This project is part of the Discovery Medicine North Doctoral Training Partnership (DiMeN DTP), a diverse community of PhD students across the North of England researching the major health problems facing the world today. Our partner institutions (Universities of Leeds, Liverpool, Newcastle, York and Sheffield) are internationally recognised as centres of research excellence and can offer you access to state-of the-art facilities to deliver high impact research.
We are very proud of our student-centred ethos and committed to supporting you throughout your PhD. As part of the DTP, we offer bespoke training in key skills sought after in early career researchers, as well as opportunities to broaden your career horizons in a range of non-academic sectors.
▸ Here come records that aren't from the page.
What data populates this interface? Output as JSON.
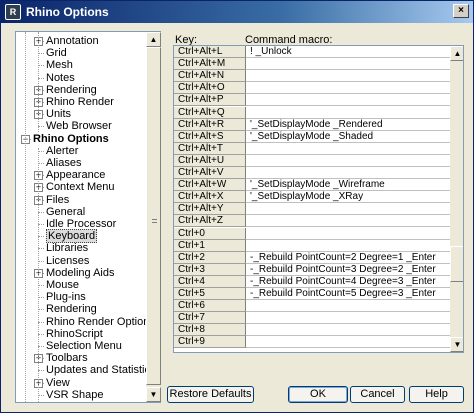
{
  "window": {
    "title": "Rhino Options"
  },
  "tree": {
    "items": [
      {
        "label": "Annotation",
        "level": 2,
        "expander": "+"
      },
      {
        "label": "Grid",
        "level": 2
      },
      {
        "label": "Mesh",
        "level": 2
      },
      {
        "label": "Notes",
        "level": 2
      },
      {
        "label": "Rendering",
        "level": 2,
        "expander": "+"
      },
      {
        "label": "Rhino Render",
        "level": 2,
        "expander": "+"
      },
      {
        "label": "Units",
        "level": 2,
        "expander": "+"
      },
      {
        "label": "Web Browser",
        "level": 2
      },
      {
        "label": "Rhino Options",
        "level": 1,
        "expander": "−",
        "bold": true
      },
      {
        "label": "Alerter",
        "level": 2
      },
      {
        "label": "Aliases",
        "level": 2
      },
      {
        "label": "Appearance",
        "level": 2,
        "expander": "+"
      },
      {
        "label": "Context Menu",
        "level": 2,
        "expander": "+"
      },
      {
        "label": "Files",
        "level": 2,
        "expander": "+"
      },
      {
        "label": "General",
        "level": 2
      },
      {
        "label": "Idle Processor",
        "level": 2
      },
      {
        "label": "Keyboard",
        "level": 2,
        "selected": true
      },
      {
        "label": "Libraries",
        "level": 2
      },
      {
        "label": "Licenses",
        "level": 2
      },
      {
        "label": "Modeling Aids",
        "level": 2,
        "expander": "+"
      },
      {
        "label": "Mouse",
        "level": 2
      },
      {
        "label": "Plug-ins",
        "level": 2
      },
      {
        "label": "Rendering",
        "level": 2
      },
      {
        "label": "Rhino Render Options",
        "level": 2
      },
      {
        "label": "RhinoScript",
        "level": 2
      },
      {
        "label": "Selection Menu",
        "level": 2
      },
      {
        "label": "Toolbars",
        "level": 2,
        "expander": "+"
      },
      {
        "label": "Updates and Statistics",
        "level": 2
      },
      {
        "label": "View",
        "level": 2,
        "expander": "+"
      },
      {
        "label": "VSR Shape",
        "level": 2
      }
    ]
  },
  "keyboard": {
    "key_header": "Key:",
    "macro_header": "Command macro:",
    "rows": [
      {
        "key": "Ctrl+Alt+L",
        "macro": "! _Unlock"
      },
      {
        "key": "Ctrl+Alt+M",
        "macro": ""
      },
      {
        "key": "Ctrl+Alt+N",
        "macro": ""
      },
      {
        "key": "Ctrl+Alt+O",
        "macro": ""
      },
      {
        "key": "Ctrl+Alt+P",
        "macro": ""
      },
      {
        "key": "Ctrl+Alt+Q",
        "macro": ""
      },
      {
        "key": "Ctrl+Alt+R",
        "macro": "'_SetDisplayMode _Rendered"
      },
      {
        "key": "Ctrl+Alt+S",
        "macro": "'_SetDisplayMode _Shaded"
      },
      {
        "key": "Ctrl+Alt+T",
        "macro": ""
      },
      {
        "key": "Ctrl+Alt+U",
        "macro": ""
      },
      {
        "key": "Ctrl+Alt+V",
        "macro": ""
      },
      {
        "key": "Ctrl+Alt+W",
        "macro": "'_SetDisplayMode _Wireframe"
      },
      {
        "key": "Ctrl+Alt+X",
        "macro": "'_SetDisplayMode _XRay"
      },
      {
        "key": "Ctrl+Alt+Y",
        "macro": ""
      },
      {
        "key": "Ctrl+Alt+Z",
        "macro": ""
      },
      {
        "key": "Ctrl+0",
        "macro": ""
      },
      {
        "key": "Ctrl+1",
        "macro": ""
      },
      {
        "key": "Ctrl+2",
        "macro": "-_Rebuild PointCount=2 Degree=1 _Enter"
      },
      {
        "key": "Ctrl+3",
        "macro": "-_Rebuild PointCount=3 Degree=2 _Enter"
      },
      {
        "key": "Ctrl+4",
        "macro": "-_Rebuild PointCount=4 Degree=3 _Enter"
      },
      {
        "key": "Ctrl+5",
        "macro": "-_Rebuild PointCount=5 Degree=3 _Enter"
      },
      {
        "key": "Ctrl+6",
        "macro": ""
      },
      {
        "key": "Ctrl+7",
        "macro": ""
      },
      {
        "key": "Ctrl+8",
        "macro": ""
      },
      {
        "key": "Ctrl+9",
        "macro": ""
      }
    ]
  },
  "buttons": {
    "restore_defaults": "Restore Defaults",
    "ok": "OK",
    "cancel": "Cancel",
    "help": "Help",
    "close": "×"
  },
  "icons": {
    "scroll_up": "▲",
    "scroll_down": "▼",
    "app_icon": "R"
  }
}
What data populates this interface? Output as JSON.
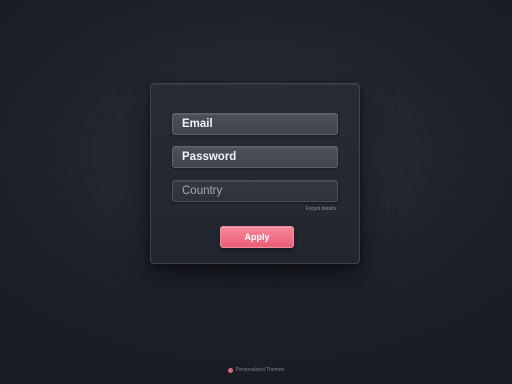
{
  "form": {
    "email_value": "Email",
    "password_value": "Password",
    "country_placeholder": "Country",
    "field_hint": "Forgot details",
    "submit_label": "Apply"
  },
  "footer": {
    "text": "Personalized Themes",
    "icon": "circle-icon"
  },
  "colors": {
    "background": "#1f232d",
    "card": "#262a33",
    "field": "#454a54",
    "accent": "#ef6f86"
  }
}
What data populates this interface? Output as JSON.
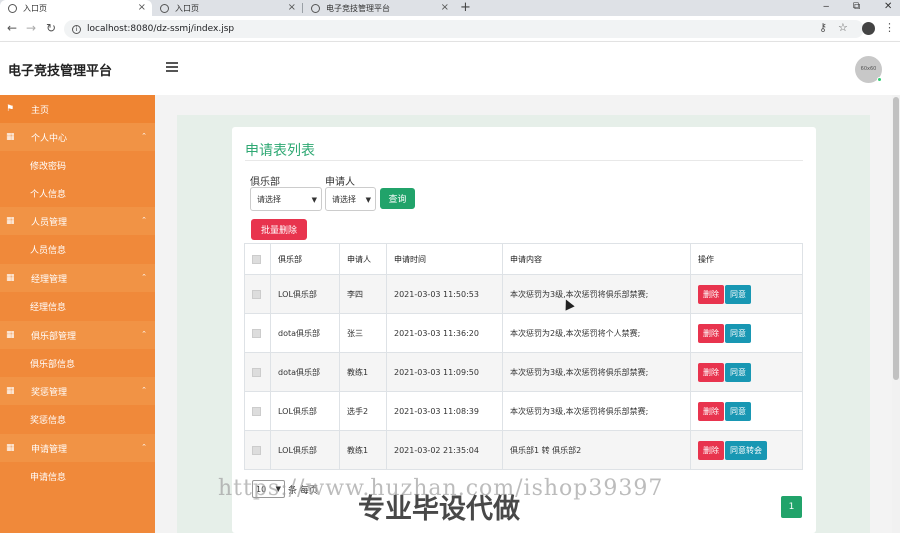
{
  "browser": {
    "tabs": [
      {
        "title": "入口页"
      },
      {
        "title": "入口页"
      },
      {
        "title": "电子竞技管理平台"
      }
    ],
    "url": "localhost:8080/dz-ssmj/index.jsp",
    "win_min": "‒",
    "win_max": "⧉",
    "win_close": "✕"
  },
  "header": {
    "brand": "电子竞技管理平台",
    "avatar_text": "60x60"
  },
  "sidebar": {
    "home": "主页",
    "groups": [
      {
        "label": "个人中心",
        "children": [
          "修改密码",
          "个人信息"
        ]
      },
      {
        "label": "人员管理",
        "children": [
          "人员信息"
        ]
      },
      {
        "label": "经理管理",
        "children": [
          "经理信息"
        ]
      },
      {
        "label": "俱乐部管理",
        "children": [
          "俱乐部信息"
        ]
      },
      {
        "label": "奖惩管理",
        "children": [
          "奖惩信息"
        ]
      },
      {
        "label": "申请管理",
        "children": [
          "申请信息"
        ]
      }
    ]
  },
  "main": {
    "title": "申请表列表",
    "filters": {
      "club_label": "俱乐部",
      "club_value": "请选择",
      "applicant_label": "申请人",
      "applicant_value": "请选择",
      "query_button": "查询"
    },
    "batch_delete": "批量删除",
    "table": {
      "headers": [
        "俱乐部",
        "申请人",
        "申请时间",
        "申请内容",
        "操作"
      ],
      "rows": [
        {
          "club": "LOL俱乐部",
          "applicant": "李四",
          "time": "2021-03-03 11:50:53",
          "content": "本次惩罚为3级,本次惩罚将俱乐部禁赛;",
          "actions": [
            "删除",
            "同意"
          ]
        },
        {
          "club": "dota俱乐部",
          "applicant": "张三",
          "time": "2021-03-03 11:36:20",
          "content": "本次惩罚为2级,本次惩罚将个人禁赛;",
          "actions": [
            "删除",
            "同意"
          ]
        },
        {
          "club": "dota俱乐部",
          "applicant": "教练1",
          "time": "2021-03-03 11:09:50",
          "content": "本次惩罚为3级,本次惩罚将俱乐部禁赛;",
          "actions": [
            "删除",
            "同意"
          ]
        },
        {
          "club": "LOL俱乐部",
          "applicant": "选手2",
          "time": "2021-03-03 11:08:39",
          "content": "本次惩罚为3级,本次惩罚将俱乐部禁赛;",
          "actions": [
            "删除",
            "同意"
          ]
        },
        {
          "club": "LOL俱乐部",
          "applicant": "教练1",
          "time": "2021-03-02 21:35:04",
          "content": "俱乐部1 转 俱乐部2",
          "actions": [
            "删除",
            "同意转会"
          ]
        }
      ]
    },
    "pager": {
      "page_size": "10",
      "per_page_text": "条 每页",
      "current_page": "1"
    }
  },
  "watermark": {
    "url_text": "https://www.huzhan.com/ishop39397",
    "slogan": "专业毕设代做"
  },
  "colors": {
    "sidebar": "#f0893a",
    "primary_green": "#21a36a",
    "danger": "#e8344e",
    "info": "#1897b3"
  }
}
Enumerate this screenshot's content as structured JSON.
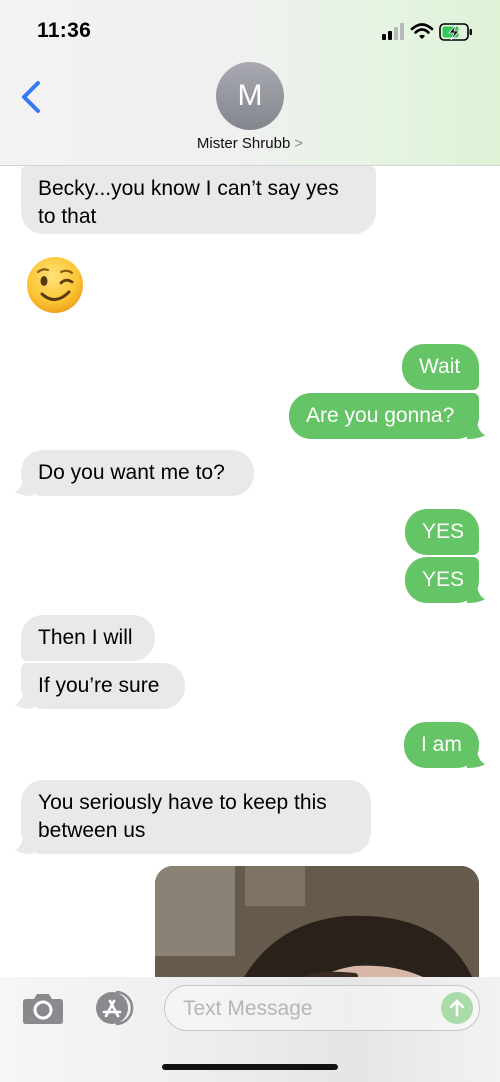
{
  "status": {
    "time": "11:36"
  },
  "header": {
    "avatar_initial": "M",
    "contact_name": "Mister Shrubb",
    "chevron": ">"
  },
  "messages": [
    {
      "dir": "in",
      "text": "Becky...you know I can’t say yes to that"
    },
    {
      "dir": "in",
      "emoji": "winking-face"
    },
    {
      "dir": "out",
      "text": "Wait"
    },
    {
      "dir": "out",
      "text": "Are you gonna?"
    },
    {
      "dir": "in",
      "text": "Do you want me to?"
    },
    {
      "dir": "out",
      "text": "YES"
    },
    {
      "dir": "out",
      "text": "YES"
    },
    {
      "dir": "in",
      "text": "Then I will"
    },
    {
      "dir": "in",
      "text": "If you’re sure"
    },
    {
      "dir": "out",
      "text": "I am"
    },
    {
      "dir": "in",
      "text": "You seriously have to keep this between us"
    },
    {
      "dir": "in",
      "attachment": "photo"
    }
  ],
  "composer": {
    "placeholder": "Text Message"
  },
  "colors": {
    "incoming": "#e9e9eb",
    "outgoing": "#65c466",
    "accent": "#3478f6"
  },
  "icons": [
    "back-chevron-icon",
    "camera-icon",
    "app-store-icon",
    "send-arrow-icon",
    "signal-icon",
    "wifi-icon",
    "battery-charging-icon"
  ]
}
Being funded by the MRC means you can access additional funding for research placements, international training opportunities or internships in science policy, science communication and beyond. See how our current DiMeN students have benefited from this funding here: https://www.dimen.org.uk/blog
Further information on the programme and how to apply can be found on our website: